Partner, Joe, had given me a short list of chores to prep for a small dinner party we were having the other night. Butterfly and pound the chicken breasts, then grab some heirloom and grape tomatoes out of the garden. I should grab some parsley too. Though I’d planted curly leaf parsley, he swore he saw a flat leaf plant and that was his preference. It has more flavor.

Well, when I got out to my enclosed garden, most of the Brandywine tomatoes were past their prime. Ugly, black spots and evidence that the meadow mice (voles) had been busy. I managed to grab a few that were salvageable and there were still plenty of grape tomatoes; my favorite is Sungold. The only parsley I could find, though, was the curly leafed variety so I skipped it. Then I turned to the parallel bed of cutting flowers. The zinnias were still gorgeous, but the dahlias had been ravaged by Japanese beetles. I’m not sure if I’m going to keep trying dahlias since this had been my second year trying them and they’ve just been completely devoured again.

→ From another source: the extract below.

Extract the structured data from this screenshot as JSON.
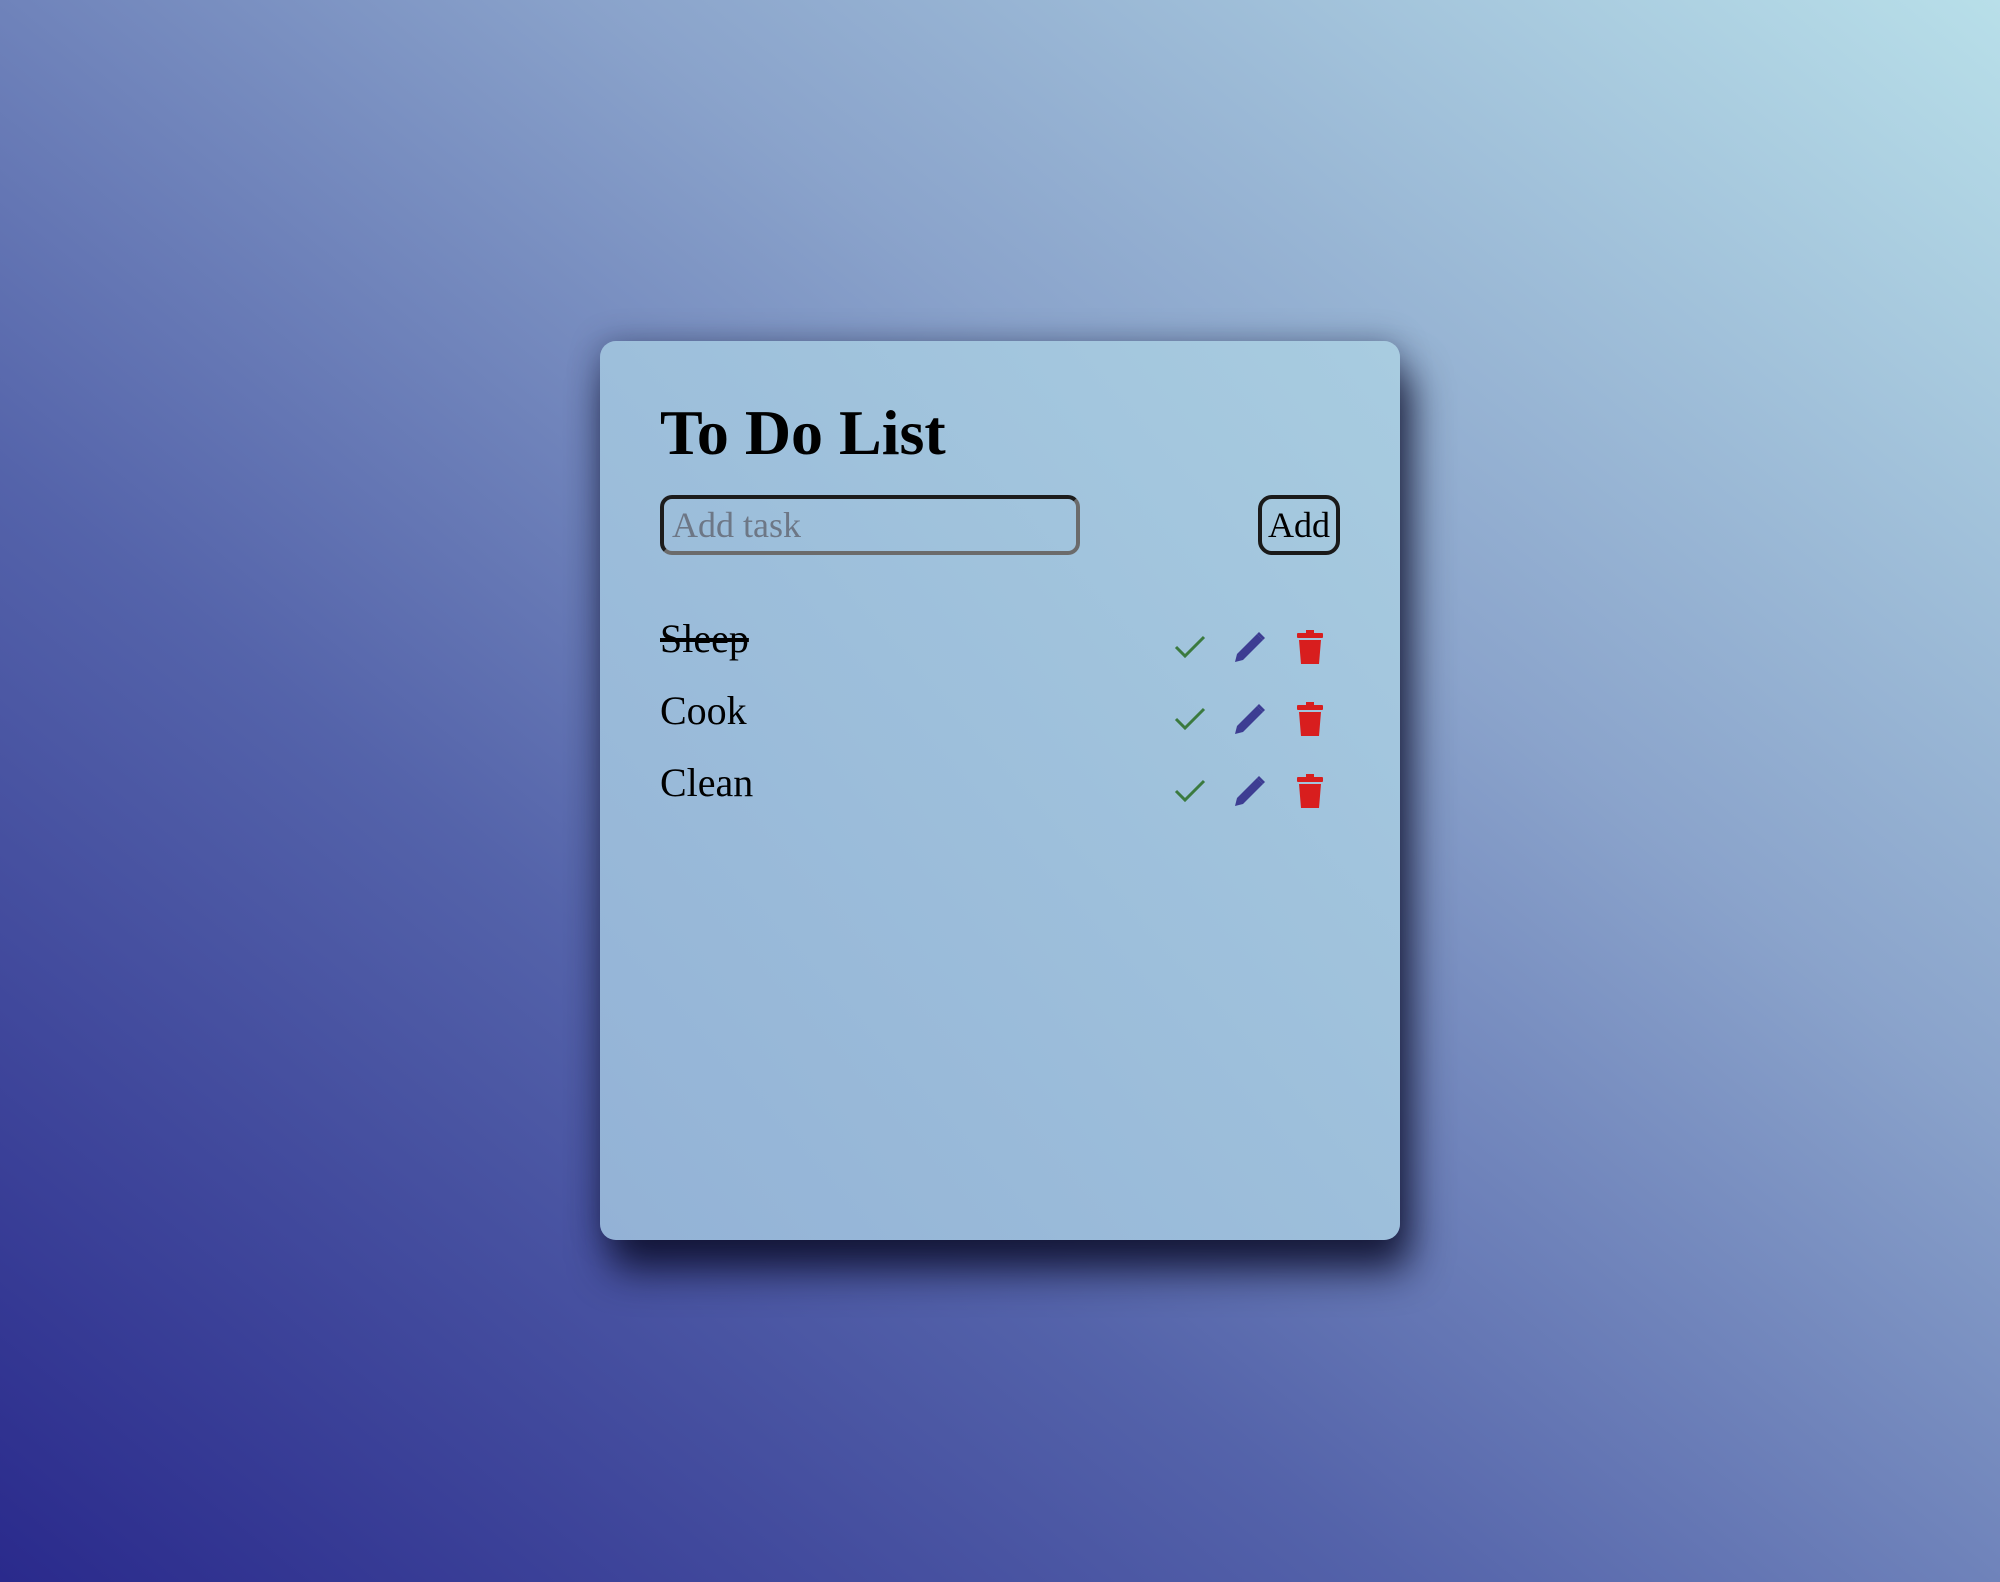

What I was probably most struck by in the garden was how beautiful the cosmos were looking. I hadn’t grown any in years, but I knew they were supposed to hold up well in a vase. Big, lush bushes of them, leaning on one another from their sheer mass, I always love both the needle-like foliage of cosmos as well as the cheery pink and deep rose-colored blossoms. They’re such a common annual, much like my favorite zinnias, yet I realized I knew virtually nothing about them.

According to “Cosmos Produces Cosmic Beauty” at aggie-horiticulture.tamu.edu and “All About Old-time Cosmos Flowers” by Amy Grant at gardeningknowhow.com, cosmos are native to Mexico and South America. Brought back to Madrid in the 16th century by Spanish explorers, the wife of the English ambassador to Spain brought cosmos seeds back to England in the late 17th century. Interestingly, Spanish priests were so impressed by how evenly placed the petals were arranged, they christened the plant “cosmos,” which is the Greek word for “ordered universe of harmony.” It would be another 50 years before cosmos were introduced to the US. Kind of a circuitous route, I’d say!

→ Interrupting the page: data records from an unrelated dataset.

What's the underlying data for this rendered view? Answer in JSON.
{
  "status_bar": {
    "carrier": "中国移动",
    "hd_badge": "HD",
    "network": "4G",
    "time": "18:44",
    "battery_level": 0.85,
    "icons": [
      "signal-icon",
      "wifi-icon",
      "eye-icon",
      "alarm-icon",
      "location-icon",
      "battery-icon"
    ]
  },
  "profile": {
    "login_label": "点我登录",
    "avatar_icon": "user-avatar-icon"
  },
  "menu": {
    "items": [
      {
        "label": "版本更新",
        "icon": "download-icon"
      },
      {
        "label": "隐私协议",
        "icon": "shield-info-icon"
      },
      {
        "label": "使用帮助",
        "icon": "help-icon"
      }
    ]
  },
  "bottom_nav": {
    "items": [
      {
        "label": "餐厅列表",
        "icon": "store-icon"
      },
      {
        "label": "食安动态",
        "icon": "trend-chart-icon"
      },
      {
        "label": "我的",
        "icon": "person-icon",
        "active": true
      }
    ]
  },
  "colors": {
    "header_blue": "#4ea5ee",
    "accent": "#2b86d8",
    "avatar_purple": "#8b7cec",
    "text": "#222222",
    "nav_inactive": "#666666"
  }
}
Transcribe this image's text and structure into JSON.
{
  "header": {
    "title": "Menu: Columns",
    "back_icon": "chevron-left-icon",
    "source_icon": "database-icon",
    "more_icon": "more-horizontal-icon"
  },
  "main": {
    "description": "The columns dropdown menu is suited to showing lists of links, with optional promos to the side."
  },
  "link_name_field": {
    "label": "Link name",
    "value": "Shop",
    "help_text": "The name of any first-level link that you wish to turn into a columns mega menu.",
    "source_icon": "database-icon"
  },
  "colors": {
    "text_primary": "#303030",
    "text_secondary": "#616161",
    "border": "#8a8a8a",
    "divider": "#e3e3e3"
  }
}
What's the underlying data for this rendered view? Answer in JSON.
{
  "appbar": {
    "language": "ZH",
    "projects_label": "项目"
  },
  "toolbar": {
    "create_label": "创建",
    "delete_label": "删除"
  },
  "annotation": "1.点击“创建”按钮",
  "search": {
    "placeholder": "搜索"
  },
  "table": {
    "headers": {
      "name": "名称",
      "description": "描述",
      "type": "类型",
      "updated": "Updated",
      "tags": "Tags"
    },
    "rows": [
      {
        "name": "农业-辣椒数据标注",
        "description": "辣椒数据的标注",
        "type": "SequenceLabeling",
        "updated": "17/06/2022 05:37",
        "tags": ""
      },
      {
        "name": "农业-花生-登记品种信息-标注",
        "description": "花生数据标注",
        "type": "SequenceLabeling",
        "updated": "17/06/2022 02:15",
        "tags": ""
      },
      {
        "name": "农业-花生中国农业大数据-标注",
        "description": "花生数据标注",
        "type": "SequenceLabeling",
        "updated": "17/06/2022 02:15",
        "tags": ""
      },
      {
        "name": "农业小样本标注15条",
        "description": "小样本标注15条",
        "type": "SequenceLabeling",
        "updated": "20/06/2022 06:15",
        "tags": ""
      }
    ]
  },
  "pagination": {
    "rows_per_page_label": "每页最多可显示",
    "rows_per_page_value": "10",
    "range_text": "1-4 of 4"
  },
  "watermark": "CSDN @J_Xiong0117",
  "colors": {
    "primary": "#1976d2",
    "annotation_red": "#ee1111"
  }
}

Cosmos come from the family Compositae and is comprised of 20 species, two of which are annuals — C. sulphureus and C. bipinnatus. I’ve got C. bipinnatus in my garden and it’s the variety I believe is the most common. Along with its fern-like wispy foliage, it has a nice array of flower color from pure white to pink to deepest rose. Now, C. sulphureus sounds interesting, too, and I’m going to try to remember to seek it out next spring. It has long leaves with hairy margins and its color range is yellow, orange and red. Both varieties can get fairly tall too. I’d say mine are about 48 inches right now.

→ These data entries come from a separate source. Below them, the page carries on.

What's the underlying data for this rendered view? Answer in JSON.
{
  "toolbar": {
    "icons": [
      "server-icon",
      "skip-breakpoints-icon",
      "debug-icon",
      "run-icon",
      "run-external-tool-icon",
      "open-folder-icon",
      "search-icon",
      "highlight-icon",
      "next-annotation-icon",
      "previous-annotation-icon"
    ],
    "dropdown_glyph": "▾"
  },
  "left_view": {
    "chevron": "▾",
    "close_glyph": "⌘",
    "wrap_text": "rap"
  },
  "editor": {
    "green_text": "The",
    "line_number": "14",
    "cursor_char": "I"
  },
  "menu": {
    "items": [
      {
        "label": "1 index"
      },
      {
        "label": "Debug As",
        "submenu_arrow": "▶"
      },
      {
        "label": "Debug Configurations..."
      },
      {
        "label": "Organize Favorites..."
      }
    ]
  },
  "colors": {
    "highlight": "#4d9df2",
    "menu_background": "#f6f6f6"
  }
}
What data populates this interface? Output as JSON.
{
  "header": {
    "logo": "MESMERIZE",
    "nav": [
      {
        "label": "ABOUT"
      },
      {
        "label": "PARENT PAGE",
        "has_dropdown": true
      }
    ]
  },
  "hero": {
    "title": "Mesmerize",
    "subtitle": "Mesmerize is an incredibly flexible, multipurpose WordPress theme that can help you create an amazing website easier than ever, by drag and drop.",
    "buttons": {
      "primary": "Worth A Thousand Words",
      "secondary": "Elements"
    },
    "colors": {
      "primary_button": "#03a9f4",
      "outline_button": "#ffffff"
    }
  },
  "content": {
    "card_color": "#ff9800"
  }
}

Cosmos are about the easiest flower there is to grow. They don’t need to be fed and are probably of most value to us gardeners as our summers seem to be getting hotter and drier — they are extremely drought-tolerant once established. They need moisture to germinate but in fact hate to be over-watered. They’re heat lovers and perform best if just left alone. One of the articles I read said only water cosmos if they are visibly wilting, which they rarely do. Well, hallelujah to that!